Medical students make good Nazis

The problem with the so-called ethics of science and medicine is that they don’t actually exist. They’re nothing more than an artificial and arbitrarily imposed set of guidelines created by an impotent non-authority. Even to the extent that they are supposed to exist, as in the case of the Hippocratic Oath, they are seldom honored except in the breach:

AUSTRALIAN medical students are carrying out intrusive procedures on unconscious and anaesthetised patients without gaining the patient’s consent. The unauthorised examinations include genital, rectal and breast exams, and raise serious questions about the ethics of up-and-coming doctors, Madison reports….

Of students who were put in this position during the research, 82 per cent obeyed orders. “We think that it is weakness in the ethical climate of the clinical workplace that ultimately serves to legitimise and reinforce unethical practices in the context of students learning intimate examinations,” writes Prof Rees.

The study consists of 200 students across three unnamed medical schools in Britain and Australia. Not all participants agreed to carry out the intimate examinations without permission from the patient.

One student refused to take part in an examination of a woman who was “part spread-eagled on the bed and the nurse is (sic) pulling down her jeans at the same time and it was all very complicated and you could see her, she was about seventeen”.

The problem isn’t that scientists are intrinsically unethical, because a scientist can subscribe to an objective moral code as readily as anyone else. The problem is that because so many scientists reject morality and religion, they are consequentially unethical by choice. Needless to say, this does not bode well for Sam Harris’s attempt to construct a morality on the basis of a morally neutral process.

The reason so many people were appalled by PZ Myers boasting of the scientific ability to drain the blood from dogs, behead small mammals, and view images of vivisected humans without remorse is that the obvious logical conclusion is that history teaches that most scientists are just as willing to gas Jews, freeze priests, and exsanguinate gays in the name of science and progress.

Death of a White Knight: Episode III

Another would-be White Knight manages to get himself killed unnecessarily:

Wednesday night during a fight outside his Conejo Valley apartment, authorities said. The suspect, who was injured in the fight, was arrested and booked into Ventura County Jail on suspicion of murder, Ventura County sheriff’s officials said. Authorities declined to comment on what sparked the fatal fight. The victim’s daughter said relatives were told he was stabbed while intervening in an altercation between a woman and man….

Barnes died of stab wounds to his torso, said Michael Tellez, a deputy medical examiner.

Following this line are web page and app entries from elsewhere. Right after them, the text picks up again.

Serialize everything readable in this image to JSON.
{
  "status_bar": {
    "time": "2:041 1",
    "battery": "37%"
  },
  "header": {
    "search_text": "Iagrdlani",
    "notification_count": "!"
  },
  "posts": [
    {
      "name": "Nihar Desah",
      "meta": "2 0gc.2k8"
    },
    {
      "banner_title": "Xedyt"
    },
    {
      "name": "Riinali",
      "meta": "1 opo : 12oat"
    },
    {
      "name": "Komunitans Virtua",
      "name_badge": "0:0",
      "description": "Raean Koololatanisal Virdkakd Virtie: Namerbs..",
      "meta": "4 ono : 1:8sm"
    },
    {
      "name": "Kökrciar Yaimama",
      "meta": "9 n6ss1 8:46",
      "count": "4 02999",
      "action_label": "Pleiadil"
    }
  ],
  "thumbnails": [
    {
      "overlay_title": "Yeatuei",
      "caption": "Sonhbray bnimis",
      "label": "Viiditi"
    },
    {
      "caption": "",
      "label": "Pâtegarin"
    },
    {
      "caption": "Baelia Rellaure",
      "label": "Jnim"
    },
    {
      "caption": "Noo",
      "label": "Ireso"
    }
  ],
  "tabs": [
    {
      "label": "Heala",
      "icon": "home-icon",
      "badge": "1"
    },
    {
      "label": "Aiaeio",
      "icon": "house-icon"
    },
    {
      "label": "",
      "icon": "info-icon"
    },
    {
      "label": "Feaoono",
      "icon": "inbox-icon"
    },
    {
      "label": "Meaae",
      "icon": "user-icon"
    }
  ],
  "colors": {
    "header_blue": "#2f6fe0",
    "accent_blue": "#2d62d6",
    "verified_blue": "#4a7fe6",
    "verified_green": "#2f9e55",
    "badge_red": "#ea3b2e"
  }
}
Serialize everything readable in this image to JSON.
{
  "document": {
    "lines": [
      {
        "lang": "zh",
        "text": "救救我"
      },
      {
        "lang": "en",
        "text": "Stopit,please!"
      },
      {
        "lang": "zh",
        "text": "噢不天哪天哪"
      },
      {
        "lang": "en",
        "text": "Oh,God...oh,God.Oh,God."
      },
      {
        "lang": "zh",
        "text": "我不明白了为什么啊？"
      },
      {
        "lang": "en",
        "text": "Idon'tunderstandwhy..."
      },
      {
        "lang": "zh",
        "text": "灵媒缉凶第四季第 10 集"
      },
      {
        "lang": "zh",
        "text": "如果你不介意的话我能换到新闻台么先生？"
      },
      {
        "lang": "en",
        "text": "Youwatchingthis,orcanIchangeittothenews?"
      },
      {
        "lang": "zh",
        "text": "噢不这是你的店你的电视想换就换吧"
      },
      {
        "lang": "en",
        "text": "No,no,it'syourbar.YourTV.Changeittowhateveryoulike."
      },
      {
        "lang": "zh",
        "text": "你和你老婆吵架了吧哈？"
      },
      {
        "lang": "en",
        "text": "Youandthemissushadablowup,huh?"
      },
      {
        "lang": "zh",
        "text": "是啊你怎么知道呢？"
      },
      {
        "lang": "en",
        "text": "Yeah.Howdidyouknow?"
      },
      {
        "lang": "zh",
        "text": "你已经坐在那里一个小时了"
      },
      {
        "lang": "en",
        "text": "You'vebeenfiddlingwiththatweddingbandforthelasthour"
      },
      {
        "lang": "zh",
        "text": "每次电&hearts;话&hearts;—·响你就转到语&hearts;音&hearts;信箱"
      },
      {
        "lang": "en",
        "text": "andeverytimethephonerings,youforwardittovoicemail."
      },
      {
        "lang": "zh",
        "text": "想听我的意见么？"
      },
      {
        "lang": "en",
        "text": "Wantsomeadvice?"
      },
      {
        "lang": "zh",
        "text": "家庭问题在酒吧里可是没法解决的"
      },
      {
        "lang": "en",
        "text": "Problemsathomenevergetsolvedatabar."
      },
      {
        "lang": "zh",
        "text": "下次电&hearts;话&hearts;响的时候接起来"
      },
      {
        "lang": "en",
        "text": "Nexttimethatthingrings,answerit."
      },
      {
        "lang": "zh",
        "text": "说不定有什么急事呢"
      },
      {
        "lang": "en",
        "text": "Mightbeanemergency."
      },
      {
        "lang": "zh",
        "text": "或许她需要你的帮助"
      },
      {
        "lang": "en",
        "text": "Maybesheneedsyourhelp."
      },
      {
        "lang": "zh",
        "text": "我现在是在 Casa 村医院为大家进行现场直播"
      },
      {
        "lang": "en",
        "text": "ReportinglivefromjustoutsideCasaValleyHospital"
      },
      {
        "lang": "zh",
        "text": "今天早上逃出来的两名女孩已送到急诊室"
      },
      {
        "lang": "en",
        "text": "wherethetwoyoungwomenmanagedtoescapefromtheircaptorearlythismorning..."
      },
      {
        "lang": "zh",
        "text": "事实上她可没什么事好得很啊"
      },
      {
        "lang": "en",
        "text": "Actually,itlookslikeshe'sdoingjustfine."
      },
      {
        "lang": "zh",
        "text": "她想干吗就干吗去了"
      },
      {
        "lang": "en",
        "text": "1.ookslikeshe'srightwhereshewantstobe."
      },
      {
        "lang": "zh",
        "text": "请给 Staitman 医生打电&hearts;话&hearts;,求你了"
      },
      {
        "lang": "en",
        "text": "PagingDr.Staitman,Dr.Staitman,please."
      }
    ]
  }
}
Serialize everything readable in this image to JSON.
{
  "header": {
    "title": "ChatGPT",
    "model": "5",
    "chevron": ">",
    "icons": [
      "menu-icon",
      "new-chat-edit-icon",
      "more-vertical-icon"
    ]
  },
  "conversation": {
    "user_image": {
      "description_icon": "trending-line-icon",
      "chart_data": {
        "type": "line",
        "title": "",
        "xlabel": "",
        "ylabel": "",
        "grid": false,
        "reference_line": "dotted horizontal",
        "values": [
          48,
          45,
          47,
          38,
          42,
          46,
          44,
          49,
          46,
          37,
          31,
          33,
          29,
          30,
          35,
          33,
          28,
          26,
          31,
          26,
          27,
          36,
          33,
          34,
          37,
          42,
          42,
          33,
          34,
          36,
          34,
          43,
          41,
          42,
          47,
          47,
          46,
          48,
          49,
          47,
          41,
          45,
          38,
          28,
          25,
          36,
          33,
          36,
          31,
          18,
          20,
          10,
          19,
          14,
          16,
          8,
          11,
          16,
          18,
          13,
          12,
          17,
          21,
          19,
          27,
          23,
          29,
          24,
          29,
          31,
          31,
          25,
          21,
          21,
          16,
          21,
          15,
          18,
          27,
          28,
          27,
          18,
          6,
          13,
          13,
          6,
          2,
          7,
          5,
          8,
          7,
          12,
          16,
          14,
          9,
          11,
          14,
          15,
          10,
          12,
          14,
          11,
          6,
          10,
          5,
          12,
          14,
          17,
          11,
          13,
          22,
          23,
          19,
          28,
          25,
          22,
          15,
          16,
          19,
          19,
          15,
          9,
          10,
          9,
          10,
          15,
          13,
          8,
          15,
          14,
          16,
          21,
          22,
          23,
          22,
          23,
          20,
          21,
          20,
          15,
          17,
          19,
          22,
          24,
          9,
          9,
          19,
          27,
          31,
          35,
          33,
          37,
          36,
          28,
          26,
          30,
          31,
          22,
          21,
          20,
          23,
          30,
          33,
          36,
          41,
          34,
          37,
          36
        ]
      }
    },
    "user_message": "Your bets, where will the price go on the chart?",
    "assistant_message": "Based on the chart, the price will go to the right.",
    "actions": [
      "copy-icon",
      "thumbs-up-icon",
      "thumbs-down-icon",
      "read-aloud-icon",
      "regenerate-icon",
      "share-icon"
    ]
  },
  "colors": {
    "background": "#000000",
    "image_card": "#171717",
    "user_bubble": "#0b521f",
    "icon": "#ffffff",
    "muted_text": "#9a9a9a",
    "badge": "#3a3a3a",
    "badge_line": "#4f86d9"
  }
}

It was unclear if Otal and Barnes knew each other, officials said.

So again I will advise all the deltas and gammas prone to white-knighting: if a man and woman are engaged in a verbal or physical altercation, stay out of it! It’s not your concern and if the man doesn’t attack you, the woman probably will. On a tangential note, it would be very interesting to know if those who thought a woman is justified in aborting her child in order to save herself to raise the rest of her family also believe that it is right for a man to intervene in domestic altercations.